***** Dataset entries *****

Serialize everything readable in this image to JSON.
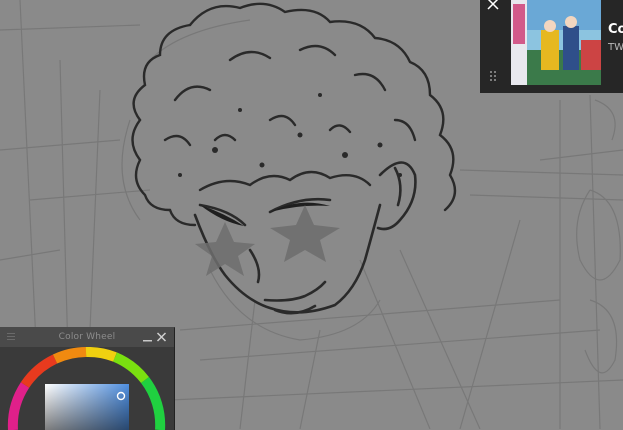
{
  "colors": {
    "canvas_bg": "#8a8a8a",
    "sketch_line": "#2a2a2a",
    "panel_bg": "#3a3a3a",
    "overlay_bg": "#262626"
  },
  "color_wheel": {
    "title": "Color Wheel",
    "selected_color": "#5f9ee0",
    "icons": {
      "grip": "grip-icon",
      "minimize": "minimize-icon",
      "close": "close-icon"
    }
  },
  "media": {
    "title": "Co",
    "artist": "TW",
    "icons": {
      "close": "close-icon",
      "grip": "drag-handle-icon"
    }
  }
}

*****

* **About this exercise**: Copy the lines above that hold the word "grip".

* **Response area**:
      "grip": "grip-icon",
      "grip": "drag-handle-icon"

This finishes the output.